By Rodger Hutchinson
KINGSTON, Jamaica (JIS) -- Some Jamaicans and other residents of the wider Caribbean and the Eastern United States are still picking up the pieces, following the passage of Hurricane Sandy in October.
With the closure of the hurricane season on November 30, Sandy could be regarded as the most significant system, which left in its wake, loss of several lives and billions of dollars in property and infrastructure damage.
Locally, the focus brought into sharp focus the need for alternative energy solutions, as many people were without their electric power supply, in some instances for hours, others for days, and in communities in the worst affected areas, for weeks.
If citizens invest in alternative energy solutions, specifically solar and wind energy for domestic applications, this would help to solve or at least reduce their vulnerability, and would provide their energy needs following a hurricane.
Minister of State in the Ministry of Science, Technology, Energy and Mining (STEM), Julian Robinson, agreed that following a hurricane there is usually a tendency by citizens to discover or recognise the need for alternative energy solutions at their homes.
Robinson pointed out that, currently, there are more opportunities being created for home owners to make the investment.
“We believe that the recent hurricane has heightened the imperative in people’s minds of the importance of alternative energy. We are a country that always has a hurricane season and the reality is, there will always be one in the future. It certainly is an investment that makes sense, whether you have a hurricane or not,” the state minister said.
“There are examples of persons who ran their entire homes on solar and who managed throughout the entire period of no electric power. Even when there was rain for a couple of days, the technology allowed them to have power throughout the entire period,” he noted.
The state minister said that one of the inhibiting factors preventing more Jamaicans investing in alternative energy solutions is the high cost. However, he pointed out that significant strides have been made in making these solutions more affordable to home owners.
He said that a number of government agencies, such as the Development Bank of Jamaica (DBJ), the Export-Import (EXIM) Bank and the National Housing Trust (NHT), have been offering loans to persons who want to put in solar technology in their homes and businesses.
There is also the opportunity for home owners to invest in alternative energy, through net billing, where a home owner who generates his or her own electricity can sell the excess power to the Jamaica Public Service (JPS). This can be done after receiving approval from the Office of Utilities Regulation (OUR).
“Net billing allows a customer who generates electricity to sell back to the JPS and make a greater return on his or her investment. We have an objective of achieving 30 per cent of our energy sources through renewables by 2030 and we think this policy imperative is one which will enhance and allow us to get to that number,” the state minister said.
The date is very significant, as the country is aspiring to achieve developed country status by that time, through Vision 2030.
This is the country’s first long-term national development plan.

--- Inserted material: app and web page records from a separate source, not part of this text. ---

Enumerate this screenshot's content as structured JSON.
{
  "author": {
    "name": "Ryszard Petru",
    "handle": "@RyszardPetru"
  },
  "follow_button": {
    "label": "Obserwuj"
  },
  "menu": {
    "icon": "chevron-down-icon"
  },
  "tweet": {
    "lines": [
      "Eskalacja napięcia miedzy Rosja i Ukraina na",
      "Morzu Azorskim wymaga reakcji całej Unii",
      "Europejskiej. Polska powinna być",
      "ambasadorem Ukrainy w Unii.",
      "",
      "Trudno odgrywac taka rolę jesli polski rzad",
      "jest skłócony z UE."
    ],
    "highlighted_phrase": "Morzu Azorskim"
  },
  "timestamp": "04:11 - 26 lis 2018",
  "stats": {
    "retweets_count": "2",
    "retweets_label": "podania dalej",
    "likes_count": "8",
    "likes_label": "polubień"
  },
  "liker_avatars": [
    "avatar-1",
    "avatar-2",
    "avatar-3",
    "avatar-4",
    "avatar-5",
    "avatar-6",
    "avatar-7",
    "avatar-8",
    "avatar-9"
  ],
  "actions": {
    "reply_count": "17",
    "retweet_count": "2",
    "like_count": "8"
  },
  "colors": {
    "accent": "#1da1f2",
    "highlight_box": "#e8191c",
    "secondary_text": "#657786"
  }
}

It is based on a comprehensive vision: “Jamaica, the place of choice to live, work, raise families and do business.”
Robinson noted that the first net billing customer to be connected to the JPS grid was a St Andrew resident who was officially commissioned recently, after rigorous preparation and testing of the solar system at his home. The connected system produces about 10 to 15 kilowatts per day on average.

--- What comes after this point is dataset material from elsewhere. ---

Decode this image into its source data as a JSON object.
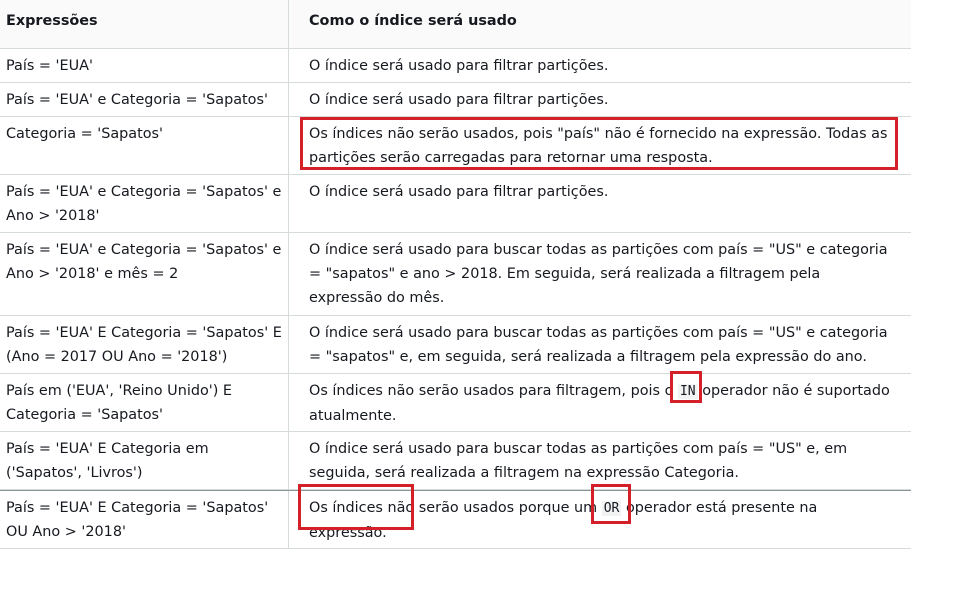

This resident is just one of 11 individuals and companies that have been approved by the ministry to supply excess energy to the JPS, while another is currently under review and is expected to be approved soon. They were presented with their net billing licences by Portfolio Minister, Phillip Paulwell.
The net billing customers will provide up to 100 kilowatts of energy to the JPS at a cost of approximately US$0.25 per kilowatt hour. Residential customers are limited to between 1 and 10 kilowatts, while commercial customers have a limit of 1 to 100 kilowatts.
The state minister said that, as Jamaica is part of an active hurricane belt, Jamaicans should look unhesitatingly at investing in renewable energy solutions, as electric power is usually disrupted during a storm.
“The reality is that this is something [hurricane] that we will all have to face in the future, so it’s certainly an investment that makes sense, whether you have a hurricane or not. Even though it adds an initial capital outlay in putting these things in, the payback is definitely there. It is good for the environment and good economically, as it reduces your consumption of electricity,” he noted.
Faced with an annual oil importation bill of US$2.25 billion, Robinson said the government has an imperative to find ways of generating electricity in a cheaper way and using some of the natural assets that the country is blessed with can achieve this goal.